14-06-2024 12:00
End date
14-06-2024 13:00

Roeterseilandcampus - Gebouw G, Straat: Nieuwe Achtergracht 129-B, Ruimte: S.09

This thesis investigates the impact of betrayal on mental health, particularly focusing on the role of emotional intensity, neuroticism and avoidance in the development of depression symptoms among students. Betrayal, defined as harm by a trusted person or institution, often leads to severe psychological distress, including trust issues, emotional detachment, fear, and shame. Students, already facing academic pressures, may experience heightened emotional distress from betrayal, potentially resulting in depression. Emotional intensity during recall of betrayal is crucial for assessing the psychological impact, as high intensity can indicate unresolved trauma, greater risk of persistent symptoms, and increased likelihood of avoidance behaviour.
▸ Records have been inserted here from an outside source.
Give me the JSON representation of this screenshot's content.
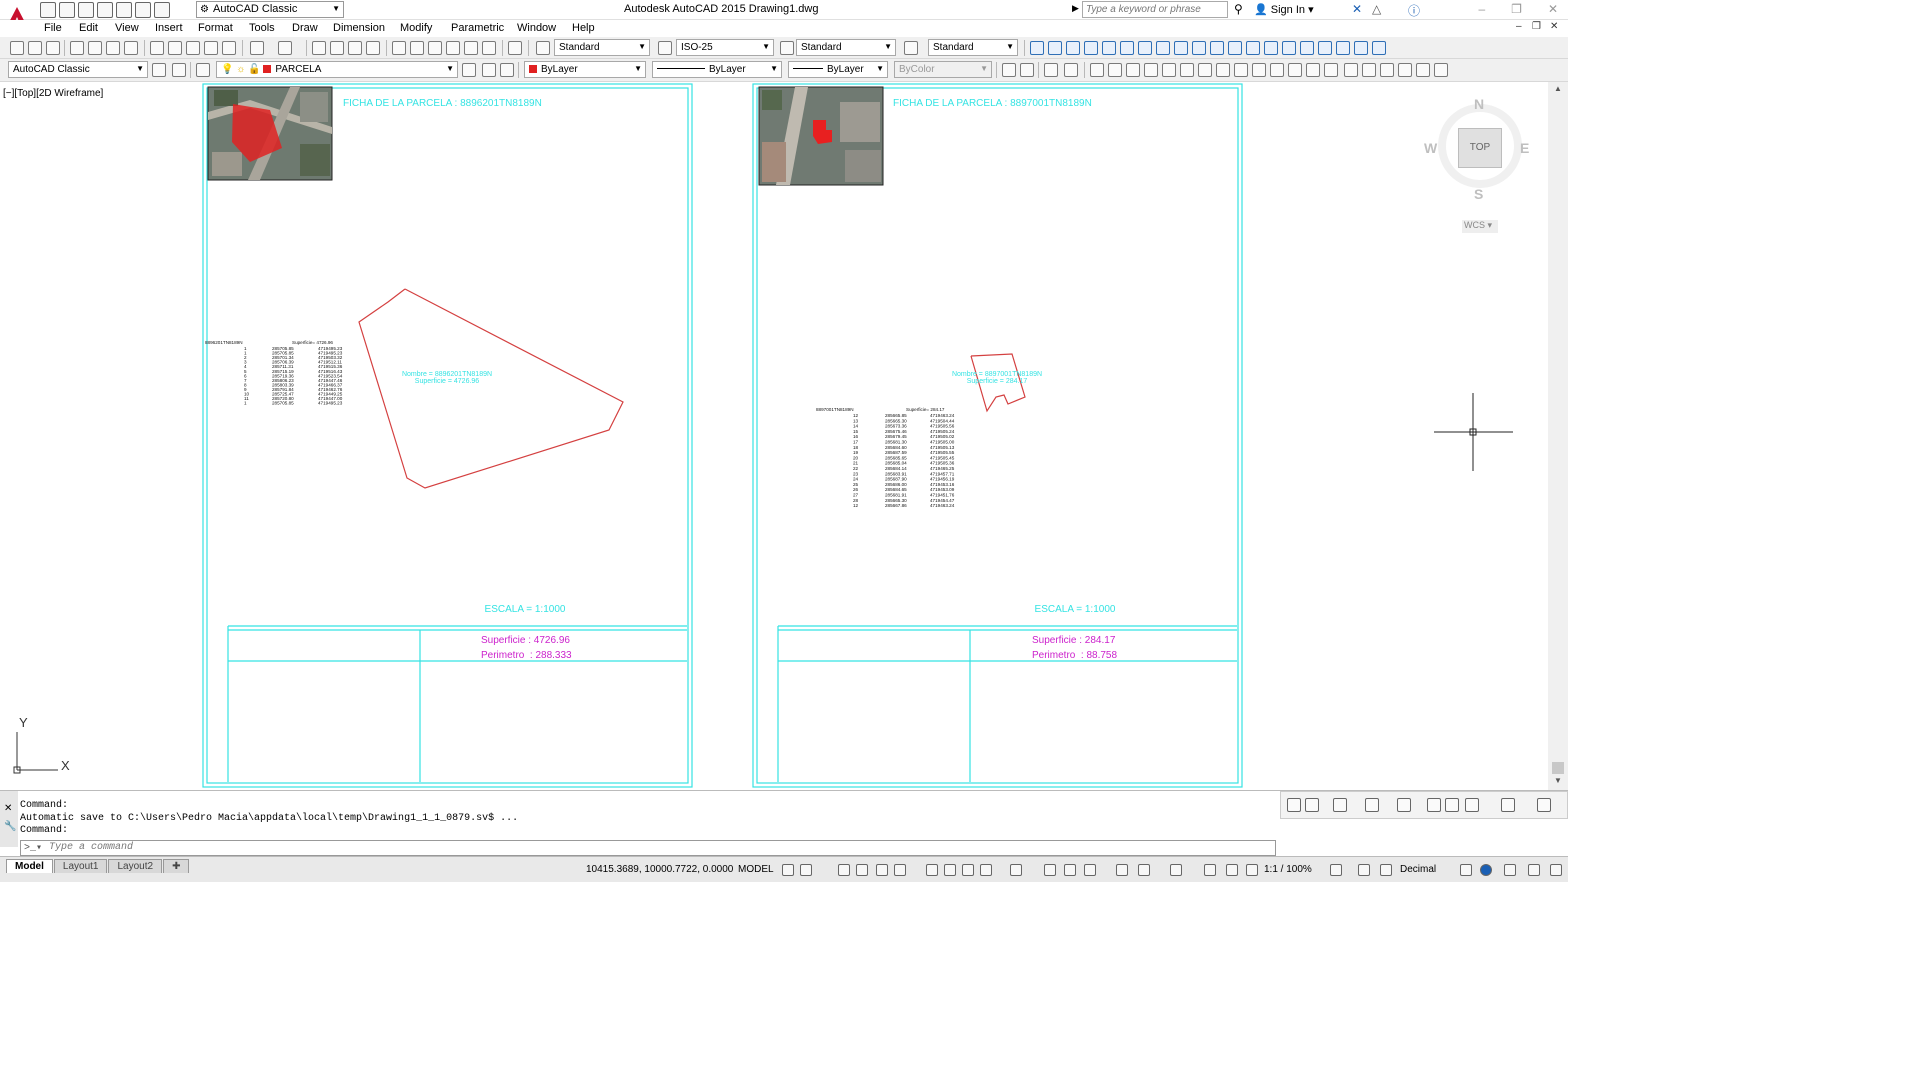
{
  "app": {
    "title": "Autodesk AutoCAD 2015    Drawing1.dwg",
    "workspace": "AutoCAD Classic",
    "search_placeholder": "Type a keyword or phrase",
    "signin": "Sign In"
  },
  "menu": [
    "File",
    "Edit",
    "View",
    "Insert",
    "Format",
    "Tools",
    "Draw",
    "Dimension",
    "Modify",
    "Parametric",
    "Window",
    "Help"
  ],
  "toolbar": {
    "text_style": "Standard",
    "dim_style": "ISO-25",
    "table_style": "Standard",
    "multileader_style": "Standard",
    "workspace_combo": "AutoCAD Classic",
    "layer": "PARCELA",
    "color": "ByLayer",
    "linetype": "ByLayer",
    "lineweight": "ByLayer",
    "plotstyle": "ByColor"
  },
  "viewport": {
    "label": "[−][Top][2D Wireframe]",
    "axis_x": "X",
    "axis_y": "Y"
  },
  "viewcube": {
    "top": "TOP",
    "n": "N",
    "s": "S",
    "e": "E",
    "w": "W",
    "wcs": "WCS"
  },
  "sheets": [
    {
      "title": "FICHA DE LA PARCELA : 8896201TN8189N",
      "scale": "ESCALA =  1:1000",
      "superficie": "Superficie : 4726.96",
      "perimetro": "Perimetro  : 288.333",
      "plot_label_name": "Nombre = 8896201TN8189N",
      "plot_label_area": "Superficie = 4726.96",
      "table_header_id": "8896201TN8189N",
      "table_header_area": "Superficie=    4726.96",
      "rows": [
        [
          "1",
          "285705.85",
          "4719495.23"
        ],
        [
          "1",
          "285705.85",
          "4719495.23"
        ],
        [
          "2",
          "285701.34",
          "4719503.32"
        ],
        [
          "3",
          "285706.39",
          "4719512.11"
        ],
        [
          "4",
          "285711.31",
          "4719515.36"
        ],
        [
          "5",
          "285715.19",
          "4719516.43"
        ],
        [
          "6",
          "285719.36",
          "4719523.54"
        ],
        [
          "7",
          "285806.23",
          "4719447.46"
        ],
        [
          "8",
          "285803.39",
          "4719466.37"
        ],
        [
          "9",
          "285791.84",
          "4719462.76"
        ],
        [
          "10",
          "285725.47",
          "4719449.25"
        ],
        [
          "11",
          "285720.80",
          "4719447.00"
        ],
        [
          "1",
          "285705.85",
          "4719495.23"
        ]
      ]
    },
    {
      "title": "FICHA DE LA PARCELA : 8897001TN8189N",
      "scale": "ESCALA =  1:1000",
      "superficie": "Superficie : 284.17",
      "perimetro": "Perimetro  : 88.758",
      "plot_label_name": "Nombre = 8897001TN8189N",
      "plot_label_area": "Superficie = 284.17",
      "table_header_id": "8897001TN8189N",
      "table_header_area": "Superficie=    284.17",
      "rows": [
        [
          "12",
          "285665.85",
          "4719463.24"
        ],
        [
          "13",
          "285665.30",
          "4719504.44"
        ],
        [
          "14",
          "285673.36",
          "4719505.56"
        ],
        [
          "15",
          "285675.46",
          "4719505.24"
        ],
        [
          "16",
          "285679.45",
          "4719505.02"
        ],
        [
          "17",
          "285681.30",
          "4719505.00"
        ],
        [
          "18",
          "285684.60",
          "4719505.13"
        ],
        [
          "19",
          "285687.59",
          "4719505.55"
        ],
        [
          "20",
          "285685.65",
          "4719505.45"
        ],
        [
          "21",
          "285685.04",
          "4719505.36"
        ],
        [
          "22",
          "285684.14",
          "4719465.25"
        ],
        [
          "23",
          "285683.91",
          "4719457.71"
        ],
        [
          "24",
          "285687.90",
          "4719456.19"
        ],
        [
          "25",
          "285686.00",
          "4719453.16"
        ],
        [
          "26",
          "285684.65",
          "4719453.09"
        ],
        [
          "27",
          "285681.91",
          "4719451.76"
        ],
        [
          "28",
          "285665.30",
          "4719454.47"
        ],
        [
          "12",
          "285667.86",
          "4719463.24"
        ]
      ]
    }
  ],
  "command": {
    "history": [
      "Command:",
      "Automatic save to C:\\Users\\Pedro Macia\\appdata\\local\\temp\\Drawing1_1_1_0879.sv$ ...",
      "Command:"
    ],
    "placeholder": "Type a command"
  },
  "status": {
    "tabs": [
      "Model",
      "Layout1",
      "Layout2"
    ],
    "coords": "10415.3689, 10000.7722, 0.0000",
    "space": "MODEL",
    "annotation_scale": "1:1 / 100%",
    "units": "Decimal"
  },
  "colors": {
    "cyan": "#35e3e3",
    "magenta": "#cc22cc",
    "red": "#d44040",
    "autocad_red": "#c8102e"
  }
}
Using a cross-sectional research design, the study involved 28 students from the University of Amsterdam who reported ongoing struggles with betrayal. Emotional intensity, depression symptoms, neuroticism, and avoidance behaviour were measured using validated questionnaires. Results revealed no significant correlation between emotional intensity during recall and depression symptoms. Additionally, neuroticism did not moderate the relationship between emotional intensity and depression symptoms or avoidance behaviour. The mediation analysis also showed that avoidance behaviour did not mediate the relationship between emotional intensity and depression symptoms. These findings suggest that emotional intensity alone is not a significant predictor of depression symptoms, either directly or indirectly through avoidance behaviour.